Still the King: Kong: Skull Island
Hollywood’s current fascination is with “shared universes” in which multiple characters can carry their own franchise and team up for the occasional “special event” film. This trend is especially evident with superhero films, but the monsters are coming. Universal is currently developing new remakes of their classic monster movies, like The Mummy and Bride of Frankenstein, with an eye toward crossovers. Warner Brothers and Legendary Entertainment already rebooted Godzilla two years ago, and this Friday unleash Kong: Skull Island, the second phase of their buildup to a remake of Toho’s 1967 monster mash King Kong vs. Godzilla. A theme park attraction, “Skull Island: Reign of Kong,” opened at Universal Studios’ Islands of Adventure in Orlando over a year ago. The new picture, which owes much to wrestling, operates much like a theme park ride, with dazzling special effects delivered at a breathless pace and high decibel level.
The original 1933 King Kong, still the greatest giant monster movie ever produced, made moviegoers wait until the final five minutes to see the oversize ape, perched atop the Empire State Building, send a menacing bi-plane spinning to its destruction. In this new film, the equivalent burst of cathartic rage—amplified to 11—occurs approximately one-quarter of the way into the two-hour running time, when Kong spectacularly makes short work of a fleet of US Army helicopters invading his home turf, one of those mysterious uncharted islands peppering the South Pacific. Borrowing heavily from Coppola’sApocalypse Now arsenal, the sequence is a CG extravaganza and the film’s highlight. The remaining adventure follows the separated survivors of that attack as they attempt to reunite and escape the island, their efforts hampered by a hungry populace of giant creatures which also serve as Kong’s sparring partners, and a commanding officer (Samuel L. Jackson) determined to win a war of his own making. Soldiers and scientists are stomped, skewered, hurled, eaten and dismembered in mid-air, all to the accompaniment of a 1970s rock soundtrack reminding us the story is set at the close of the Vietnam War (just three years before Dino DeLaurentiis’s 1976 version).

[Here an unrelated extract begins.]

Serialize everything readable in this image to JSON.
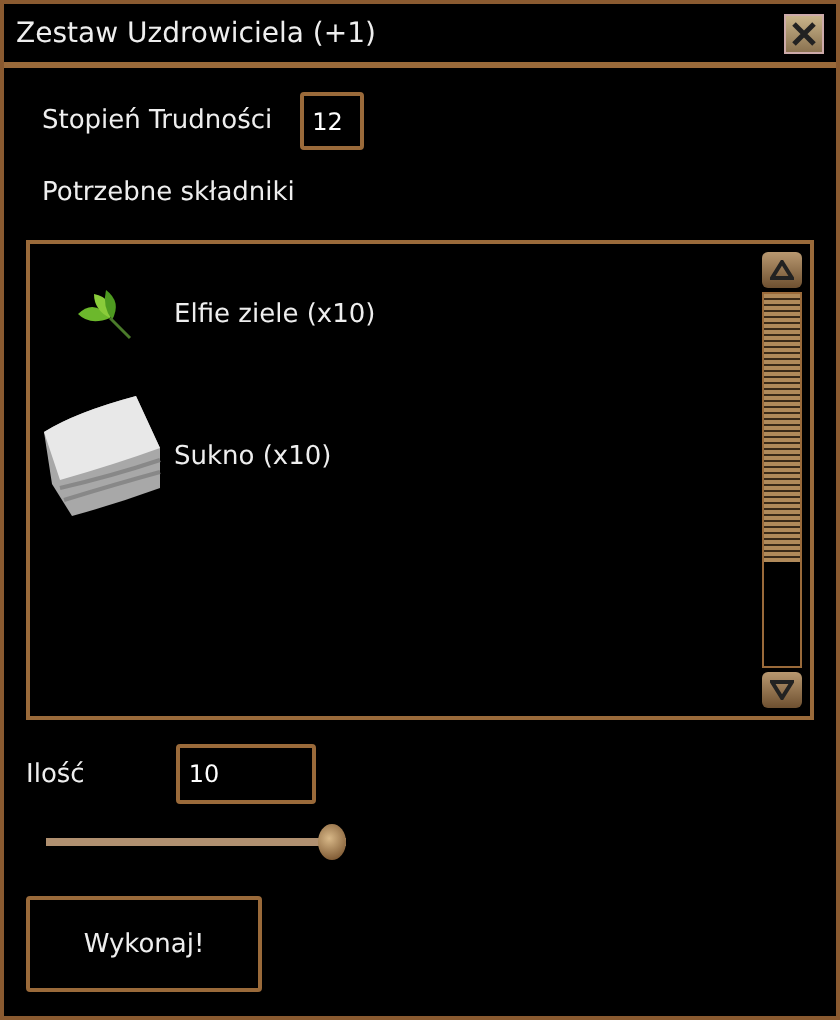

As leading man, Tom Hiddleston isn’t given anything to do beyond battle slimy monsters, and because the filmmakers abandoned the Beauty and the Beast allusions, Brie Larson’s “anti-war” photojournalist primarily gets to record him in action. John Goodman is the professional monster hunter with a secret agenda, and John C. Reilly earns laughs as a World War II pilot marooned decades earlier. Jackson’s furious anti-environment/indigenous life ideology provides Kong with a sense of righteous indignation. In the end, this film exists for Kong to prove who’s king, and the motion-capture effects are top-notch and superior to those in Peter Jackson’s more ambitious but bloated remake a dozen years ago. A post-end credits sequence (a staple of shared universe films) leaves no question as to where this is all heading.